While there won’t be any music video programming, MTV is contributing Behind The Music (another reboot) and Unplugged, in addition to the aforementioned Yo! MTV Raps to the service.
Q: What other new shows are coming to Paramount +?
Several shows are making the move to Paramount + exclusively: Showtime’s Inside the NFL and TVLand’s Younger.
Q: Anything else?
In the news and documentaries department, look for another 60 Minutes show and new documentaries 76 Days and The Real Criminal Minds. And Paramount + has tons of movies, include the new Mission: Impossible 7 (debuting after a theatrical window of 30-45 days) not to mention classic films from the Paramount library and also from Epix and MGM (post-1986 library.)
Q: Will I be able to see current CBS All Access shows on Paramount + ?
Everything now in CBS All Access will rollover to Paramount + including the existing scripted programming, classic TV shows, live sports, and news. However, one show won’t make the transition: CBS All Access canceled the latest version of the Twilight Zone after two seasons, but existing episodes will shift to Paramount +.
Q: Great! Will I’ll be able to see Angie or Wings or The Untouchables?
Classic TV programming I hear is going to be limited, so if you want the hits, it’s best you stick to MeTV and Antenna TV.
Q: All right, what about pricing?
Pricing is going to change.

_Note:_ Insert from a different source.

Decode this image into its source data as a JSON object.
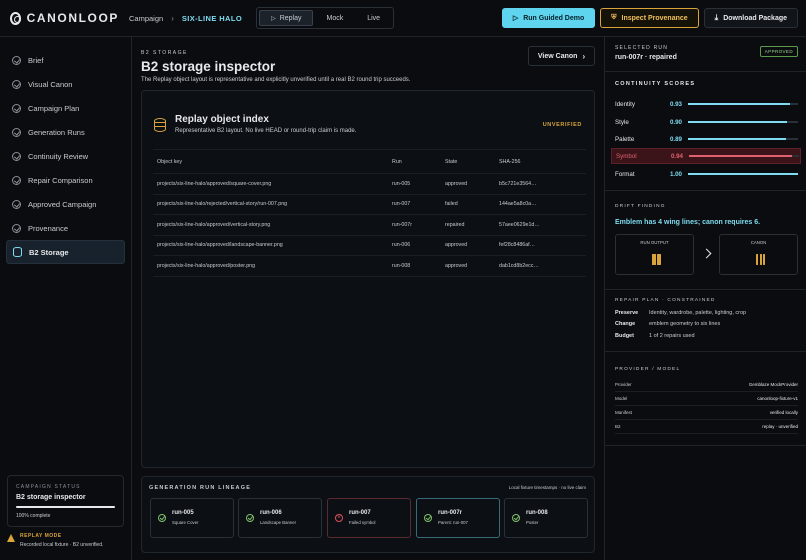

It will be $4.99/mo. for the basic Paramount stuff with ads (you also get CBSN and their local counterparts, CBS network shows, CBS Sports HQ, ET Live, CBS News material on demand, and CBS’ NFL games), but $9.99/mo. if you want live sports and the ability to stream your local CBS affiliate, wherever available (Chicago viewers should have no problems as WBBM-TV and Paramount + share the same corporate cousin in ViacomCBS.)
Q: Is Paramount + going to be available everywhere? (updated)
Paramount + will be able on iOs (Apple) and Android devices, Roku, Apple TV, Amazon Fire, Smart TV makers Vizio, Samsung, and LG, and game consoles XBox One and Series X and the PS4 (but not the PS5.) The CBS AA app rolls automatically into the new Paramount one, account info included.
Q: Where I can find more information?
It’s right here on the T Dog Media Slideshare page.
Q: Do we really need another streaming service?
No, but the entertainment industry (TV and film) is pivoting to streaming, and every studio and media company needs to be part of the action. But keep in mind there are some that serve a distinct niche – i.e. the successful launch of Discovery +, featuring content from Discovery’s cable networks plus original programming. But who’s going to have time to watch all of this content? Busy people, older audiences, and light TV watchers aren’t likely to spring for all of these services, and if they do, it’ll likely be one or two.
Q: How do I pay for all of these streaming services?
Consult your financial advisor.